When kids play on the playground, they are engaging many of their senses including sight, sound, and touch. This sensory play has far-reaching benefits on cognition, motor skills, and social development. Play can also impact two different sensory systems in the body, proprioception, or body awareness, and vestibular function, or sense of balance. Playground equipment has been thoughtfully designed to contribute to sensory play. Here we highlight the senses and consider what play events correspond to their development.
Sight: How a play area looks visually impacts the experience. Important visual components include things like shades and roof toppers, color selection and color contrast, surfacing integration, design, and theme, as well as overall flow of the equipment.
Sound: Music play is the obvious choice here and it can be incorporated as part of the playground, or as a stand-alone music park. PlayEnsemble® provides so many ways to bring joyful noise to the playground. Sense of hearing also intersects with sense of touch as children explore their ability to manipulate the instruments.

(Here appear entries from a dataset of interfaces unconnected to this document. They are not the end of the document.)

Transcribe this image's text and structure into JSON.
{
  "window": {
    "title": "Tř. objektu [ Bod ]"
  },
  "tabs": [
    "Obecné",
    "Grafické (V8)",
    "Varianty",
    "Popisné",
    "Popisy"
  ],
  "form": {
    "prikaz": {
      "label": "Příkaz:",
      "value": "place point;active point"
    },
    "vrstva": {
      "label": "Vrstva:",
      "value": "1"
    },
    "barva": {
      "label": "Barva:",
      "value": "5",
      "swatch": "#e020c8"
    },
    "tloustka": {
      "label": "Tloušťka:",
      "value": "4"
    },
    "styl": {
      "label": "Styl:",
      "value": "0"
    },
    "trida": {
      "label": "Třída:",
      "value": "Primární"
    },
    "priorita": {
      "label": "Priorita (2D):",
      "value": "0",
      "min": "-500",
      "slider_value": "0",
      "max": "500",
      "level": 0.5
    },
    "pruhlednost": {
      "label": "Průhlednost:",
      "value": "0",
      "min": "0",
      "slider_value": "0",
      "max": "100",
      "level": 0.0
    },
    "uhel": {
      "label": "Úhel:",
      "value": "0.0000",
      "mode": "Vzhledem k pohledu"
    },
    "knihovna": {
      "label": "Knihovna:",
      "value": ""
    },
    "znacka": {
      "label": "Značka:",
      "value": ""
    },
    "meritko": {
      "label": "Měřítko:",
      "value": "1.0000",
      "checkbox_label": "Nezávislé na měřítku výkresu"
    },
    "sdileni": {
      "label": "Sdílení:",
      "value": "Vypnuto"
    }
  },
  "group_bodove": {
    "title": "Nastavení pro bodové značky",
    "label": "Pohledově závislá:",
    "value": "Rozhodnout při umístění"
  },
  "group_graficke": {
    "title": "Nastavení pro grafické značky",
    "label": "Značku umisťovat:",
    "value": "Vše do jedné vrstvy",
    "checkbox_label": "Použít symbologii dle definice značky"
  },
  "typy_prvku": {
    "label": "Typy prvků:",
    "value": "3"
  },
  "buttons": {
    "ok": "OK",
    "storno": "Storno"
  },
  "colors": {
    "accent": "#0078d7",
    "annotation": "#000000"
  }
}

Tactile: There are many touchpoints on a playground. To incorporate tactile events, consider products like the Sensory Rail or panels that are meant to be explored with hands. In addition, the Serenity Spot™ has games, a rubber kick pad, and a mirror. For the youngest users ages 6 to 23 months, products like the Portable Sensory Station™ offer appropriately sized, hands-on, exploration.
Proprioception: Climbers and rockers are just a few of the play events that relate to body awareness. Rope climbers like the RopeVenture® are less rigid and allow a child to learn how their body moves in space. A product like ZipVenture® gives a child a sense of how their body feels gliding from one point to the other.
Vestibular: When thinking about vestibular development, consider the intersection of movement and balance. Spinners are key to vestibular development because they are impacting a child’s inner ear which directly impacts balance. Products like the Comet, Rev8 and the Volta® Inclusive Spinner are great for vestibular stimulation. Swinging, sliding, rocking, and walking on a balance beam are also helpful.
A playground is all about sensory development. It is one of many reasons why we ALL, especially kids, need time for play.